(This won’t fit under a rug; it’s our planet.)
Fly-catching. (1) Photo by Thomas Peace c. 2015
Fly-catching. (2) (Digital Crayon). Photo by Thomas Peace c. 2015
We won’t ever have a clean, pristine planet if, for instance, fracking is more important for creating jobs and oil than green energy is for world health.
[Brown Paper Wasp… Polistes metricus. They nourish themselves on nectar and pollen but also seek prey, consisting mostly of caterpillars, to nourish their colonies’ larvae (which reside in “paper-nests.”)]
Getting a little side-snack.
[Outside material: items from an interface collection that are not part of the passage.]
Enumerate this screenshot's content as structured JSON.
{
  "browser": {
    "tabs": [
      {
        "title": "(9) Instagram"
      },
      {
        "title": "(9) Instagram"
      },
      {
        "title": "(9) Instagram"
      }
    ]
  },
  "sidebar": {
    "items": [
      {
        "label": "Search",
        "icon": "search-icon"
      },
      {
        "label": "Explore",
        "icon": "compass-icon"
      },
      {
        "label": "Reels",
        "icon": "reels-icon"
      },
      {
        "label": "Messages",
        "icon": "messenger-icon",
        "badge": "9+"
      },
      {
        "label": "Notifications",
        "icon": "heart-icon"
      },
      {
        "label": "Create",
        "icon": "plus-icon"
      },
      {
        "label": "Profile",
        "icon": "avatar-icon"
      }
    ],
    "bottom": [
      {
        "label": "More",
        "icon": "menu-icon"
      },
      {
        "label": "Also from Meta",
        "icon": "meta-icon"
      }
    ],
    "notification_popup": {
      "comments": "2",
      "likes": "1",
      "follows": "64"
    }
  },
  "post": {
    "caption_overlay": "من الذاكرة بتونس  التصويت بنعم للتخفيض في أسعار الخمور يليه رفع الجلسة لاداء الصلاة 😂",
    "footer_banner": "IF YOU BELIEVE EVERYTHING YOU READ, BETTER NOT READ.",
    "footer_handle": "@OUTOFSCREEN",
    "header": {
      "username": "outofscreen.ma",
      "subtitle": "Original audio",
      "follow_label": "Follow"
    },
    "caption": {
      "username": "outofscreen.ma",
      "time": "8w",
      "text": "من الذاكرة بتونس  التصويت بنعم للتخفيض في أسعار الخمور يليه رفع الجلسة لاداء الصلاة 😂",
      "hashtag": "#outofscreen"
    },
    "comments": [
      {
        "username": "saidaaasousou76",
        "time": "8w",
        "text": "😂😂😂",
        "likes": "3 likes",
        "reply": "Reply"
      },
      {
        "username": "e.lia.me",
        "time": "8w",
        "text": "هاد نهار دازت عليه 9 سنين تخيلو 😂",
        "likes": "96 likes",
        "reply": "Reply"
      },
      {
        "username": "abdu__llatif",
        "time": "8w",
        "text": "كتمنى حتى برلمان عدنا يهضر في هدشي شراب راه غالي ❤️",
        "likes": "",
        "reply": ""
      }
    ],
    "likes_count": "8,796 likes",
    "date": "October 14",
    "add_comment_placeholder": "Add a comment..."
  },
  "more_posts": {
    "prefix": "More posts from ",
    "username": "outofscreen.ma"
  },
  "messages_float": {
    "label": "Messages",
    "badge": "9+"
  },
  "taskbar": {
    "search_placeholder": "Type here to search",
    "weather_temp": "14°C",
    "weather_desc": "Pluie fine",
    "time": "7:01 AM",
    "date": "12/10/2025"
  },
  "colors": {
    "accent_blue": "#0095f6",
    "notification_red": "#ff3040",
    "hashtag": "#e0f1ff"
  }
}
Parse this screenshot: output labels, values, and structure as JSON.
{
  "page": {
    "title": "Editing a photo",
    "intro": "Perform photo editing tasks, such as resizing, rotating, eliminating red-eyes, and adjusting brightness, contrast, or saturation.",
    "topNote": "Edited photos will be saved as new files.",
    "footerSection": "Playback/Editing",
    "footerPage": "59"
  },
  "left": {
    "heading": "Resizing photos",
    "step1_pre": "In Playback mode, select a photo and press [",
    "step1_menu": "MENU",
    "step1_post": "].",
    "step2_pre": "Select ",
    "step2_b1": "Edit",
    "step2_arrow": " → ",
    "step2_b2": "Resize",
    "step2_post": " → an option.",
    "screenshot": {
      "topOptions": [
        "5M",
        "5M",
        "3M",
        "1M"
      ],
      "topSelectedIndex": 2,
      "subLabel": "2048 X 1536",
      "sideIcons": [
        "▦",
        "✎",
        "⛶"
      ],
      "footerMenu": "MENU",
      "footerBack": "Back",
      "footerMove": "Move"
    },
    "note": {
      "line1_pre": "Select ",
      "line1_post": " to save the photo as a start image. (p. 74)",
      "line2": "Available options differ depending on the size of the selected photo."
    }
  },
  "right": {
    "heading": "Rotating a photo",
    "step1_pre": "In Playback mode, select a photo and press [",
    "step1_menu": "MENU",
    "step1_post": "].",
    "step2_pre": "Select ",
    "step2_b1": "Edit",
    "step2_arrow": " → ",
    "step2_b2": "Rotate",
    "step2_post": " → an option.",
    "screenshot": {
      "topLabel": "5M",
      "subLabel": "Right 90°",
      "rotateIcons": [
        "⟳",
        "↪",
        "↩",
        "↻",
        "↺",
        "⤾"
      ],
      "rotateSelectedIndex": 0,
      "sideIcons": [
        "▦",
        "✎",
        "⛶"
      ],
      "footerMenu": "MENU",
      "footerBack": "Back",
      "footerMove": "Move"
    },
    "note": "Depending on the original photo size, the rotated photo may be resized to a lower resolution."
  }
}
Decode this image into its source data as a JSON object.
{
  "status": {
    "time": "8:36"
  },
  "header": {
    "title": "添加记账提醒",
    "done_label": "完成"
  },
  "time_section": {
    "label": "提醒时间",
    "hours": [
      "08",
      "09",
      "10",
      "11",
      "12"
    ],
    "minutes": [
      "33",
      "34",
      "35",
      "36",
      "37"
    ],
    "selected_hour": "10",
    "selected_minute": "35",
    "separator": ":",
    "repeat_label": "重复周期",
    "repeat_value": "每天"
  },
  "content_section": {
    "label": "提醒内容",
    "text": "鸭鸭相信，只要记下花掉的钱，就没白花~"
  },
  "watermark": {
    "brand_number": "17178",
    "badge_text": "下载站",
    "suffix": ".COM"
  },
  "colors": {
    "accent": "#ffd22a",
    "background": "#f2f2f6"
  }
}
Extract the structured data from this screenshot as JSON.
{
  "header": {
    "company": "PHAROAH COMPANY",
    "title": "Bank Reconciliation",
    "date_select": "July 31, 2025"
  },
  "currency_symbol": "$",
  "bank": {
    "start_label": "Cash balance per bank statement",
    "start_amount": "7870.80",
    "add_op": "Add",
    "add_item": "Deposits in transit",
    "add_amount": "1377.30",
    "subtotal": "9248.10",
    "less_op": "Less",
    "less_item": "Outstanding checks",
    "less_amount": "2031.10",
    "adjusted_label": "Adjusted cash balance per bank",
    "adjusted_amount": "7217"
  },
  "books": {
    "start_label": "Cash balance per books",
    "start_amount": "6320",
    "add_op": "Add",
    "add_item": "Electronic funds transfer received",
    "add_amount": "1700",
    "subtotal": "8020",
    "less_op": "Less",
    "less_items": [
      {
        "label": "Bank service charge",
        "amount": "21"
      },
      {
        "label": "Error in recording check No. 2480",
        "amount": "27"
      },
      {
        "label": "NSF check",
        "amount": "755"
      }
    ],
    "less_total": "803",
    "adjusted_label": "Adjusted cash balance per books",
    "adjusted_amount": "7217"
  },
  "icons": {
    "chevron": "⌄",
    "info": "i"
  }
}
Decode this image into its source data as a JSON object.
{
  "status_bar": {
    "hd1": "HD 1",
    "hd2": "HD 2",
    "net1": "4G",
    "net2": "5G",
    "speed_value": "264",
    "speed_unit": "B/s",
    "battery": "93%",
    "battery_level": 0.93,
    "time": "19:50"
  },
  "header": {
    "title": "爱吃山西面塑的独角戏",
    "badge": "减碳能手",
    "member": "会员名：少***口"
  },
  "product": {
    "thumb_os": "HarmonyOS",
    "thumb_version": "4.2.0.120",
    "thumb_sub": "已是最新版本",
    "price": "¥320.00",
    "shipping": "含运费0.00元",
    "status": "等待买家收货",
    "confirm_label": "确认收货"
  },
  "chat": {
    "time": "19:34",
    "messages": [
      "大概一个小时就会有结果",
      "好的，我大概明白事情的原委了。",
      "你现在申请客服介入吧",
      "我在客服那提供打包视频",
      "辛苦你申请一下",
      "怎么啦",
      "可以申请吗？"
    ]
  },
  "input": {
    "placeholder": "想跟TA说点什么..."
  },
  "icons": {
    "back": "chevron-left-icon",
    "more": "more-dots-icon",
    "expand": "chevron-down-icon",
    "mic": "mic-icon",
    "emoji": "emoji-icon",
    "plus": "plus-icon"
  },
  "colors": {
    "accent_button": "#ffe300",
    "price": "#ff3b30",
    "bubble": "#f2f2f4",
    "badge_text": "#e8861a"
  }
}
Photo by Thomas Peace 2014
Nature doesn’t have its own sponsors — in the media — telling us to be less materialistic and to travel less (thereby using less fossil fuels); but big, materialistic corporations have plenty of promoters making earth-damaging practices seem “OK” and “normal.” We truly need to go beyond the advertising propaganda.
[Honey mushrooms along rocks on the river bank. Honey mushrooms, like most mushrooms, are just the visible fruiting body of the fungus. The main part of the organism is underground and is called the mycelium. Mycelium can spread for many miles… and this accounts for mushrooms being some of the world’s largest organisms. It is estimated that some honey mushrooms (that are very large, over many miles) are over 400 years old. (My photos, by the way, are all taken locally; I don’t travel any appreciable distance to take my photos. For instance, one walked to where these mushrooms were photographed.)]